Eating plans for overweight shift nurses
The word “nursing,” derived from the Latin nutrire, means “to nourish.” Unfortunately, as you nourish your patients, you might actually overnourish yourself, consuming too many calories and packing on pounds.
And evening shift nurses have it particularly hard.
Here, from the Winter 2011 issue of Scrubs, is how to outsmart the nurse-specific challenges that stand between you and your thinner self.
Working the 7 p.m. to 7 a.m. shift? Try these eating plans:
- Dinner at home around 6 p.m. Snack at midnight
- Lunch between 2 a.m. and 3:30 a.m.
- Snack sometime before you head home
- Breakfast between 7:30 a.m. and 8:30 a.m.
- Gentle exercise, such as tai chi or yoga, and/or relax for about one hour before going to sleep
- Breakfast in the afternoon when you wake up
- Dinner at 9 p.m.
- Lunch at 1 a.m.
- Snack at 4 a.m. This allows you three to four hours to digest before you go to sleep.
- Keep these healthy snacks on hand, eat every three or four hours and you’ll be able to keep your blood sugar—and your metabolism—from plummeting.
- Rice crackers with almond butter or natural peanut butter
- Whole-grain (6-inch) tortilla with 1/4 cup fat-free refried beans
- No-sugar-added, nonfat yogurt with a piece of fruit or handful of raw nuts
- String cheese or cubes of your favorite cheese (could be “light”)
- Canned “light” (and preferably “lowsodium”) soups
- Whole-grain cereal (6 grams or less of sugar per serving) and 1/4 cup of raw nuts
- Raw seeds and nuts
- Cut-up vegetables and fruit
USED WITH PERMISSION. EXCERPTED FROM FIT NURSE: YOUR TOTAL PLAN FOR GETTING FIT AND LIVING WELL, PUBLISHED 2010, © THE HONOR SOCIETY OF NURSING, SIGMA THETA TAU INTERNATIONAL.

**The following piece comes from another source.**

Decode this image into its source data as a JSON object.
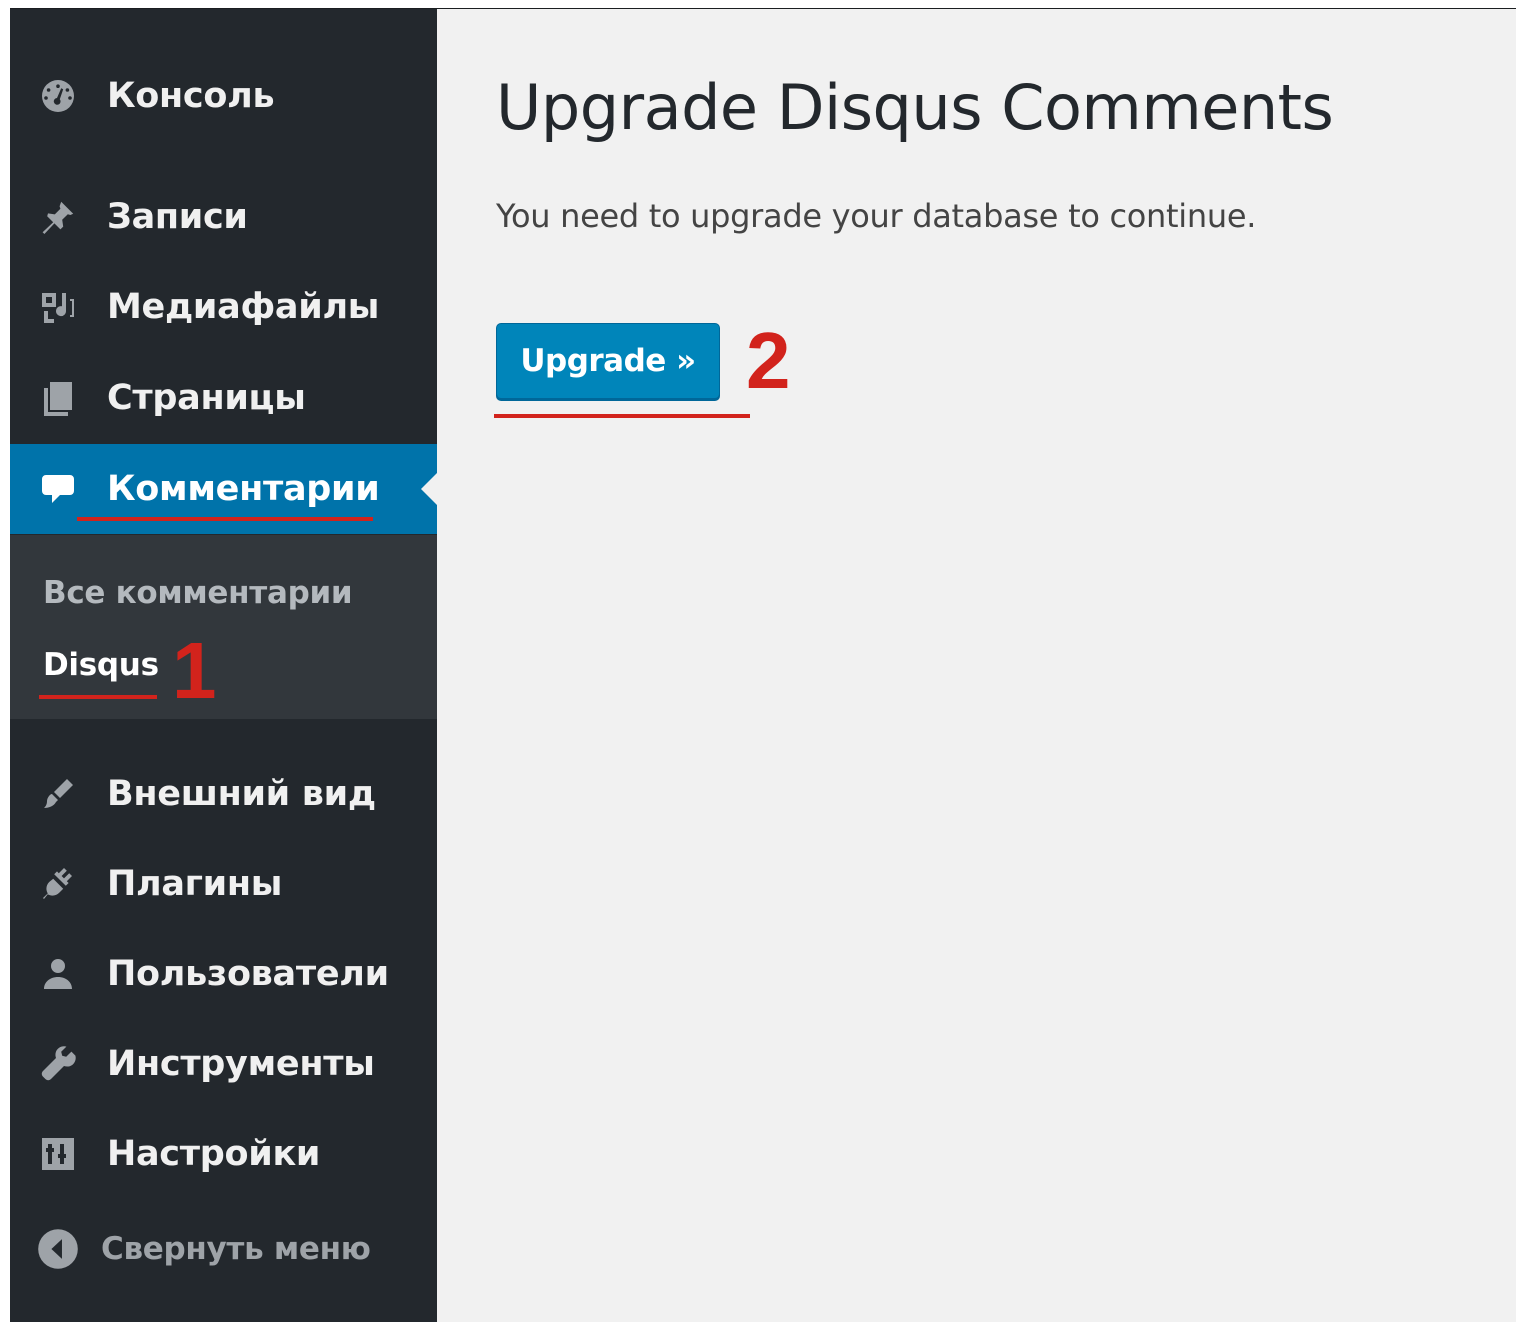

Gary Scholar, MED, is a health and wellness expert, teacher, researcher and contributor to Voice of Nursing Leadership and American Nurse Today. Scholar is the author of "Fit Nurse: Your Total Plan for Getting Fit and Living Well" .
By Gary Scholar